Crocus nudiflorus is a species of flowering plant in the genus Crocus of the family Iridaceae, like saffron or the poisonous colchicum.
In an average autumn C. nudiflorus starts producing its elegant imperial purple flowers, without foliage (hence the epithet) in mid-September. A succession of flowers then keeps the show going for several weeks. The species can produce some variability in the brilliance of its purple colouring. The very dark purple forms are particularly dramatic, especially when the blooms have well developed vibrant orange or sometimes white styles.
This species frequents moist pastures, alpine meadows or clearings in mixed woodlands. I found it in a pasture on top of the Black Mountain.This plant is found from southwestern France to Spain.
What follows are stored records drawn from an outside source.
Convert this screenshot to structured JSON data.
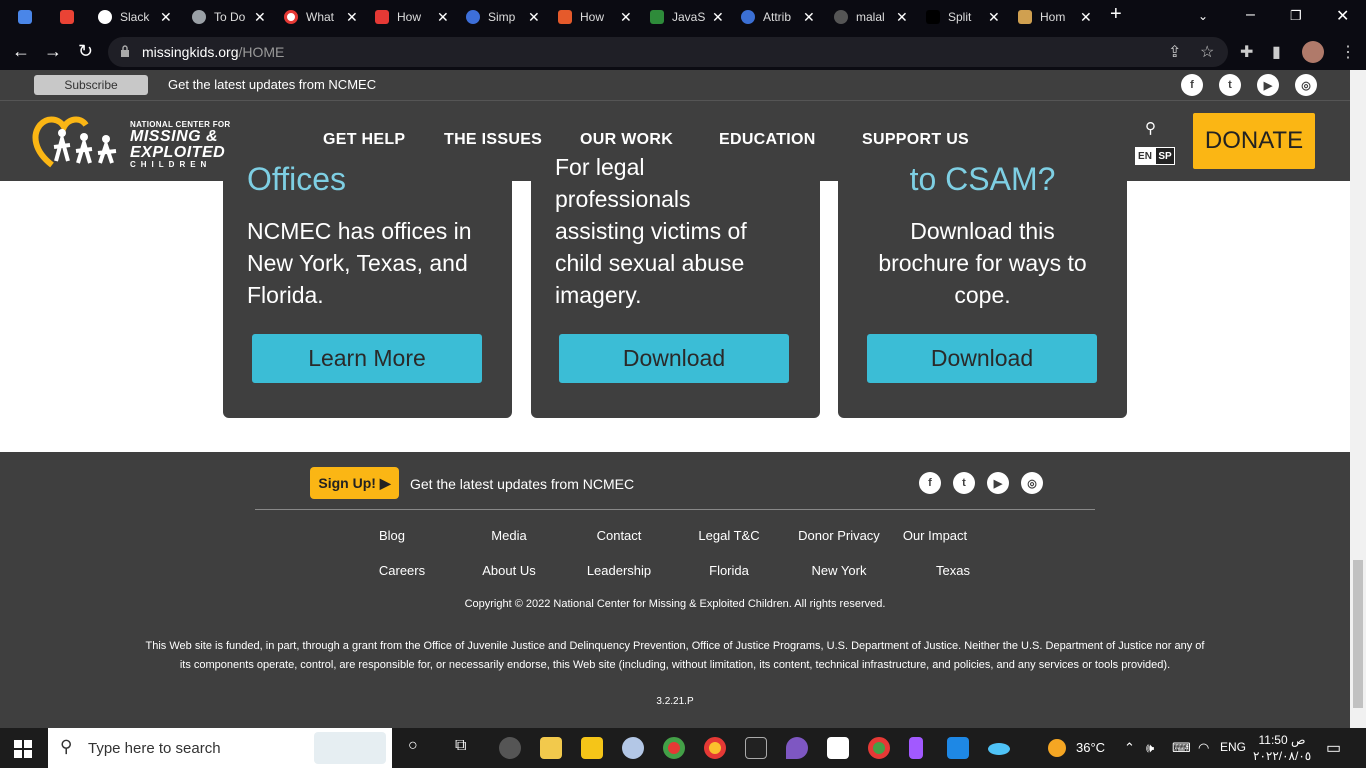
{
  "browser": {
    "tabs": [
      {
        "label": "",
        "color": "#4a86e8"
      },
      {
        "label": "",
        "color": "#ea4335"
      },
      {
        "label": "Slack",
        "color": "#ffffff"
      },
      {
        "label": "To Do",
        "color": "#9aa0a6"
      },
      {
        "label": "What",
        "color": "#ffffff"
      },
      {
        "label": "How",
        "color": "#e53935"
      },
      {
        "label": "Simp",
        "color": "#3d6fd9"
      },
      {
        "label": "How",
        "color": "#e55a2b"
      },
      {
        "label": "JavaS",
        "color": "#2e8b3a"
      },
      {
        "label": "Attrib",
        "color": "#3b6fd4"
      },
      {
        "label": "malal",
        "color": "#555555"
      },
      {
        "label": "Split",
        "color": "#000000"
      },
      {
        "label": "Hom",
        "color": "#d0a050"
      }
    ],
    "new_tab": "+",
    "url_domain": "missingkids.org",
    "url_path": "/HOME"
  },
  "top_strip": {
    "subscribe": "Subscribe",
    "text": "Get the latest updates from NCMEC"
  },
  "header": {
    "logo_line1": "NATIONAL CENTER FOR",
    "logo_line2": "MISSING &",
    "logo_line3": "EXPLOITED",
    "logo_line4": "CHILDREN",
    "menu": [
      "GET HELP",
      "THE ISSUES",
      "OUR WORK",
      "EDUCATION",
      "SUPPORT US"
    ],
    "lang_en": "EN",
    "lang_sp": "SP",
    "donate": "DONATE"
  },
  "cards": [
    {
      "title": "Offices",
      "text_lines": [
        "NCMEC has offices in",
        "New York, Texas, and",
        "Florida."
      ],
      "button": "Learn More"
    },
    {
      "title": "",
      "text_lines": [
        "For legal",
        "professionals",
        "assisting victims of",
        "child sexual abuse",
        "imagery."
      ],
      "button": "Download"
    },
    {
      "title": "to CSAM?",
      "text_lines": [
        "Download this",
        "brochure for ways to",
        "cope."
      ],
      "button": "Download"
    }
  ],
  "footer": {
    "signup": "Sign Up! ▶",
    "text": "Get the latest updates from NCMEC",
    "links_row1": [
      "Blog",
      "Media",
      "Contact",
      "Legal T&C",
      "Donor Privacy",
      "Our Impact"
    ],
    "links_row2": [
      "Careers",
      "About Us",
      "Leadership",
      "Florida",
      "New York",
      "Texas"
    ],
    "copyright": "Copyright © 2022 National Center for Missing & Exploited Children. All rights reserved.",
    "disclaimer": "This Web site is funded, in part, through a grant from the Office of Juvenile Justice and Delinquency Prevention, Office of Justice Programs, U.S. Department of Justice. Neither the U.S. Department of Justice nor any of its components operate, control, are responsible for, or necessarily endorse, this Web site (including, without limitation, its content, technical infrastructure, and policies, and any services or tools provided).",
    "version": "3.2.21.P"
  },
  "taskbar": {
    "search_placeholder": "Type here to search",
    "weather": "36°C",
    "language": "ENG",
    "time": "11:50 ص",
    "date": "٢٠٢٢/٠٨/٠٥"
  },
  "colors": {
    "dark": "#3f3f3f",
    "accent_yellow": "#fbb614",
    "accent_teal": "#3bbdd6",
    "title_teal": "#7ecfe3"
  }
}
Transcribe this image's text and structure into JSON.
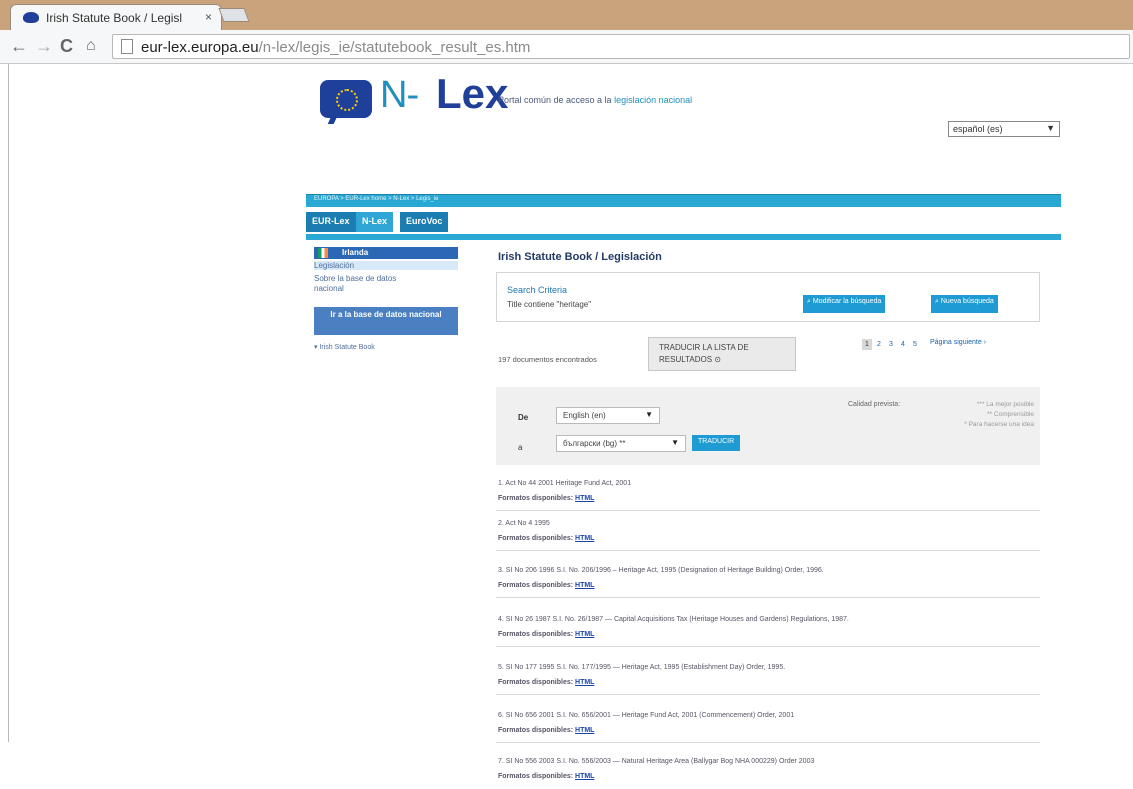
{
  "browser": {
    "tab_title": "Irish Statute Book / Legisl",
    "tab_close": "×",
    "url_host": "eur-lex.europa.eu",
    "url_path": "/n-lex/legis_ie/statutebook_result_es.htm"
  },
  "header": {
    "logo_n": "N-",
    "logo_lex": "Lex",
    "tagline_prefix": "Portal común de acceso a la ",
    "tagline_highlight": "legislación nacional",
    "language": "español (es)"
  },
  "breadcrumb": "EUROPA > EUR-Lex home > N-Lex > Legis_ie",
  "nav_tabs": [
    "EUR-Lex",
    "N-Lex",
    "EuroVoc"
  ],
  "sidebar": {
    "country": "Irlanda",
    "links": [
      "Legislación",
      "Sobre la base de datos",
      "nacional"
    ],
    "goto_button": "Ir a la base de datos nacional",
    "tree_item": "▾ Irish Statute Book"
  },
  "main": {
    "title": "Irish Statute Book / Legislación",
    "search_criteria_label": "Search Criteria",
    "search_criteria_value": "Title contiene \"heritage\"",
    "modify_button": "Modificar la búsqueda",
    "new_button": "Nueva búsqueda",
    "found_text": "197 documentos encontrados",
    "translate_list": "TRADUCIR LA LISTA DE RESULTADOS ⊙",
    "pages": [
      "1",
      "2",
      "3",
      "4",
      "5"
    ],
    "next_page": "Página siguiente ›"
  },
  "translation": {
    "de_label": "De",
    "from_lang": "English (en)",
    "a_label": "a",
    "to_lang": "български (bg) **",
    "translate_button": "TRADUCIR",
    "quality_label": "Calidad prevista:",
    "quality_items": [
      "*** La mejor posible",
      "** Comprensible",
      "* Para hacerse una idea"
    ]
  },
  "results": [
    {
      "title": "1. Act No 44 2001 Heritage Fund Act, 2001",
      "formats_label": "Formatos disponibles:",
      "format": "HTML"
    },
    {
      "title": "2. Act No 4 1995",
      "formats_label": "Formatos disponibles:",
      "format": "HTML"
    },
    {
      "title": "3. SI No 206 1996 S.I. No. 206/1996 – Heritage Act, 1995 (Designation of Heritage Building) Order, 1996.",
      "formats_label": "Formatos disponibles:",
      "format": "HTML"
    },
    {
      "title": "4. SI No 26 1987 S.I. No. 26/1987 — Capital Acquisitions Tax (Heritage Houses and Gardens) Regulations, 1987.",
      "formats_label": "Formatos disponibles:",
      "format": "HTML"
    },
    {
      "title": "5. SI No 177 1995 S.I. No. 177/1995 — Heritage Act, 1995 (Establishment Day) Order, 1995.",
      "formats_label": "Formatos disponibles:",
      "format": "HTML"
    },
    {
      "title": "6. SI No 656 2001 S.I. No. 656/2001 — Heritage Fund Act, 2001 (Commencement) Order, 2001",
      "formats_label": "Formatos disponibles:",
      "format": "HTML"
    },
    {
      "title": "7. SI No 556 2003 S.I. No. 556/2003 — Natural Heritage Area (Ballygar Bog NHA 000229) Order 2003",
      "formats_label": "Formatos disponibles:",
      "format": "HTML"
    }
  ]
}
Crocus nudiflorus has become naturalised in several localities in the UK. Such sites invariably having a historical connection with the Order of the Knights of St. John or Jerusalem, the corms were probably introduced as an alternative source of saffron.